Please restate the listing that follows without changing anything.

--- Source data Enclosed Below ---

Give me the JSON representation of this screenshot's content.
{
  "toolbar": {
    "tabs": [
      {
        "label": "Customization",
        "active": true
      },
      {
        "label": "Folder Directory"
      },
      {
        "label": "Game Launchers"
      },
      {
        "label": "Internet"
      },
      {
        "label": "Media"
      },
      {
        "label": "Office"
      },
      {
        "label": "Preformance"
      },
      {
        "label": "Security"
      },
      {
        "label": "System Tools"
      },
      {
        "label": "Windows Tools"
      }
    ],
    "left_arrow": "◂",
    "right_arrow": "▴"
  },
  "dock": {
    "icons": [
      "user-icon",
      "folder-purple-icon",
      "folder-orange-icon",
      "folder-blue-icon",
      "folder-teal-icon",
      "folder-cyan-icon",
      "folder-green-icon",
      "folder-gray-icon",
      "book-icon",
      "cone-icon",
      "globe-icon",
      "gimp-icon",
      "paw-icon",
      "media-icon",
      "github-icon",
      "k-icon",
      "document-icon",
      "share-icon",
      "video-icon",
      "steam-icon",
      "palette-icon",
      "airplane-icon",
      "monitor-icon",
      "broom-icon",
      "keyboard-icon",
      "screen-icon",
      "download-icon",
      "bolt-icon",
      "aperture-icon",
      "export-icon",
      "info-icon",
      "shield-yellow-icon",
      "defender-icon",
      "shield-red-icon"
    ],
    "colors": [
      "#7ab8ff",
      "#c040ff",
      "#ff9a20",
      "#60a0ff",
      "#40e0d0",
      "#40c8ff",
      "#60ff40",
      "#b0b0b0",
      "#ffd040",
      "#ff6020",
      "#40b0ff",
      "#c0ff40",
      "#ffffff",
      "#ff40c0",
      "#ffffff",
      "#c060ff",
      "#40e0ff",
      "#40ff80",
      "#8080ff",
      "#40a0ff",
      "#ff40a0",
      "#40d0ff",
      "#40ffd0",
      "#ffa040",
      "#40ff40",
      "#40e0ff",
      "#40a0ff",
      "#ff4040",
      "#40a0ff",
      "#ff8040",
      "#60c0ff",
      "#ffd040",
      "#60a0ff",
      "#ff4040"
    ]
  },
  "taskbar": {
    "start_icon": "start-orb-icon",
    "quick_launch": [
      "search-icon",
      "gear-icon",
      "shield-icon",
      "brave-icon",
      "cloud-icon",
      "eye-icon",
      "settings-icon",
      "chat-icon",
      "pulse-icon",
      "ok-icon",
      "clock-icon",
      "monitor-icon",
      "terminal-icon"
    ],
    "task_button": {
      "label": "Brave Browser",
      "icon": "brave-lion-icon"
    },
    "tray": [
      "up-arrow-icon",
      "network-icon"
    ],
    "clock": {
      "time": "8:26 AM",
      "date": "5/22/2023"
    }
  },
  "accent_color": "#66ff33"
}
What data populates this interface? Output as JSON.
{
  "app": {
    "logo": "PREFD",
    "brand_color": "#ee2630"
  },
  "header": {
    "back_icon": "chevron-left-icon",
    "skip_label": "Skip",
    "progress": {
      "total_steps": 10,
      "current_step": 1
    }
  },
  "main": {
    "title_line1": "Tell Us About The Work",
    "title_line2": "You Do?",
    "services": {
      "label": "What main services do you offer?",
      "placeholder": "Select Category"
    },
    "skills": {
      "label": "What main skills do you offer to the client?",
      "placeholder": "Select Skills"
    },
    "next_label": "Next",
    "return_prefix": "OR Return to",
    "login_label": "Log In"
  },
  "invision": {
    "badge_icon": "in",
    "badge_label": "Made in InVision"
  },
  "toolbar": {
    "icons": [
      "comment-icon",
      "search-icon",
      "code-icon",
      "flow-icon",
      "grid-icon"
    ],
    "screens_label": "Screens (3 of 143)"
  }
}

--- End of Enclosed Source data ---

- _Written response_:
Give me the JSON representation of this screenshot's content.
{
  "toolbar": {
    "tabs": [
      {
        "label": "Customization",
        "active": true
      },
      {
        "label": "Folder Directory"
      },
      {
        "label": "Game Launchers"
      },
      {
        "label": "Internet"
      },
      {
        "label": "Media"
      },
      {
        "label": "Office"
      },
      {
        "label": "Preformance"
      },
      {
        "label": "Security"
      },
      {
        "label": "System Tools"
      },
      {
        "label": "Windows Tools"
      }
    ],
    "left_arrow": "◂",
    "right_arrow": "▴"
  },
  "dock": {
    "icons": [
      "user-icon",
      "folder-purple-icon",
      "folder-orange-icon",
      "folder-blue-icon",
      "folder-teal-icon",
      "folder-cyan-icon",
      "folder-green-icon",
      "folder-gray-icon",
      "book-icon",
      "cone-icon",
      "globe-icon",
      "gimp-icon",
      "paw-icon",
      "media-icon",
      "github-icon",
      "k-icon",
      "document-icon",
      "share-icon",
      "video-icon",
      "steam-icon",
      "palette-icon",
      "airplane-icon",
      "monitor-icon",
      "broom-icon",
      "keyboard-icon",
      "screen-icon",
      "download-icon",
      "bolt-icon",
      "aperture-icon",
      "export-icon",
      "info-icon",
      "shield-yellow-icon",
      "defender-icon",
      "shield-red-icon"
    ],
    "colors": [
      "#7ab8ff",
      "#c040ff",
      "#ff9a20",
      "#60a0ff",
      "#40e0d0",
      "#40c8ff",
      "#60ff40",
      "#b0b0b0",
      "#ffd040",
      "#ff6020",
      "#40b0ff",
      "#c0ff40",
      "#ffffff",
      "#ff40c0",
      "#ffffff",
      "#c060ff",
      "#40e0ff",
      "#40ff80",
      "#8080ff",
      "#40a0ff",
      "#ff40a0",
      "#40d0ff",
      "#40ffd0",
      "#ffa040",
      "#40ff40",
      "#40e0ff",
      "#40a0ff",
      "#ff4040",
      "#40a0ff",
      "#ff8040",
      "#60c0ff",
      "#ffd040",
      "#60a0ff",
      "#ff4040"
    ]
  },
  "taskbar": {
    "start_icon": "start-orb-icon",
    "quick_launch": [
      "search-icon",
      "gear-icon",
      "shield-icon",
      "brave-icon",
      "cloud-icon",
      "eye-icon",
      "settings-icon",
      "chat-icon",
      "pulse-icon",
      "ok-icon",
      "clock-icon",
      "monitor-icon",
      "terminal-icon"
    ],
    "task_button": {
      "label": "Brave Browser",
      "icon": "brave-lion-icon"
    },
    "tray": [
      "up-arrow-icon",
      "network-icon"
    ],
    "clock": {
      "time": "8:26 AM",
      "date": "5/22/2023"
    }
  },
  "accent_color": "#66ff33"
}
What data populates this interface? Output as JSON.
{
  "app": {
    "logo": "PREFD",
    "brand_color": "#ee2630"
  },
  "header": {
    "back_icon": "chevron-left-icon",
    "skip_label": "Skip",
    "progress": {
      "total_steps": 10,
      "current_step": 1
    }
  },
  "main": {
    "title_line1": "Tell Us About The Work",
    "title_line2": "You Do?",
    "services": {
      "label": "What main services do you offer?",
      "placeholder": "Select Category"
    },
    "skills": {
      "label": "What main skills do you offer to the client?",
      "placeholder": "Select Skills"
    },
    "next_label": "Next",
    "return_prefix": "OR Return to",
    "login_label": "Log In"
  },
  "invision": {
    "badge_icon": "in",
    "badge_label": "Made in InVision"
  },
  "toolbar": {
    "icons": [
      "comment-icon",
      "search-icon",
      "code-icon",
      "flow-icon",
      "grid-icon"
    ],
    "screens_label": "Screens (3 of 143)"
  }
}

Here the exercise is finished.